[Saved data entries]

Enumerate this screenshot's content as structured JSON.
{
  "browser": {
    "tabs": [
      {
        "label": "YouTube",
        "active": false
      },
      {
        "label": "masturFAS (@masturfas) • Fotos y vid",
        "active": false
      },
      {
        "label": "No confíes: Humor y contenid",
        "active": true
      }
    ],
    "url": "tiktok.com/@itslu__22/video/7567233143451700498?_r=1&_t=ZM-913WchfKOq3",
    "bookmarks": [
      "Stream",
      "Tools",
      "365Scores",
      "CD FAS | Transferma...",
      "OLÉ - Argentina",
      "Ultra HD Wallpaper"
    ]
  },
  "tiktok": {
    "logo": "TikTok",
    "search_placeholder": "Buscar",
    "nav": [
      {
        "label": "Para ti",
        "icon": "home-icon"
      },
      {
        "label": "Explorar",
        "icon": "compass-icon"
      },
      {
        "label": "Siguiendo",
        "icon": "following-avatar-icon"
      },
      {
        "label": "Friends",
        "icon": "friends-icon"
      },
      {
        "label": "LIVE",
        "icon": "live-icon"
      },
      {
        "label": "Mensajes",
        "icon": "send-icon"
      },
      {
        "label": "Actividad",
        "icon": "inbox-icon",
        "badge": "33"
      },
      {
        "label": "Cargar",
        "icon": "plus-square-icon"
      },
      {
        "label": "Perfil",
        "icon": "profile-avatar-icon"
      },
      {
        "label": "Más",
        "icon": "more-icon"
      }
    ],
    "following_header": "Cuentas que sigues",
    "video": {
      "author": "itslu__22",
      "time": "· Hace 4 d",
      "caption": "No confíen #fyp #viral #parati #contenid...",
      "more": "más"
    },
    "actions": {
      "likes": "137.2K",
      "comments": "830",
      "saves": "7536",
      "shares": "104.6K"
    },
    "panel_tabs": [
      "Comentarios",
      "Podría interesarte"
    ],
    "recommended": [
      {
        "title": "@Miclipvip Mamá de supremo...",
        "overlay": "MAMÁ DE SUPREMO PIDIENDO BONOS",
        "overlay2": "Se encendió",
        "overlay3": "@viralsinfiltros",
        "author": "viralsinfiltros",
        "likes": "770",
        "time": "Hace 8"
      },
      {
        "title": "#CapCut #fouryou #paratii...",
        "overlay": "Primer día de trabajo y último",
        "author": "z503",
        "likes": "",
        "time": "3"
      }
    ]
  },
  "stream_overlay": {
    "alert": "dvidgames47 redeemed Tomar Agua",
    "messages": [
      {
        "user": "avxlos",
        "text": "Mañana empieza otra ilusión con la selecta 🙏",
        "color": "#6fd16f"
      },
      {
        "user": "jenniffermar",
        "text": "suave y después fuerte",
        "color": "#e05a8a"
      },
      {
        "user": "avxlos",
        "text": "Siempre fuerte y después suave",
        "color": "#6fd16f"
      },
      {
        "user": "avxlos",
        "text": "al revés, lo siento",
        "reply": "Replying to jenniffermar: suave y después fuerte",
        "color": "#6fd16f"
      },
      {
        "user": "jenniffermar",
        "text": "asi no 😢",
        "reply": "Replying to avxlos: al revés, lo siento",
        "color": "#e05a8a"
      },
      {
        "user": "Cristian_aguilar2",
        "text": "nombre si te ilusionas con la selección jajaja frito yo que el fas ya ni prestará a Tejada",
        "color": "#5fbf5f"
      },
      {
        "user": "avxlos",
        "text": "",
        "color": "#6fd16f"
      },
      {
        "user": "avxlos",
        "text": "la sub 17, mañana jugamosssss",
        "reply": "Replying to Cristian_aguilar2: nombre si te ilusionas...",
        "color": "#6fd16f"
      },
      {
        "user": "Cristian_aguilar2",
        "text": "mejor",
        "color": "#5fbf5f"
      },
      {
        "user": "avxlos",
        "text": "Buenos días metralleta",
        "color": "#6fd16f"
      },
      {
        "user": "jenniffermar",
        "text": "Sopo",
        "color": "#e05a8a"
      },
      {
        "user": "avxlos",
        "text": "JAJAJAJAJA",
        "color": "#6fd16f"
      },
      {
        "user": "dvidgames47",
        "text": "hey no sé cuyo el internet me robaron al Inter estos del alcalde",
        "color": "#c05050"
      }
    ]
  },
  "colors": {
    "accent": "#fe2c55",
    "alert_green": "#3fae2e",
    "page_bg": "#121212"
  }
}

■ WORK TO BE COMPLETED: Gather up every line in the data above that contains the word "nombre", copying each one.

■ EXERCISE ANSWER:
        "text": "nombre si te ilusionas con la selección jajaja frito yo que el fas ya ni prestará a Tejada",
        "reply": "Replying to Cristian_aguilar2: nombre si te ilusionas...",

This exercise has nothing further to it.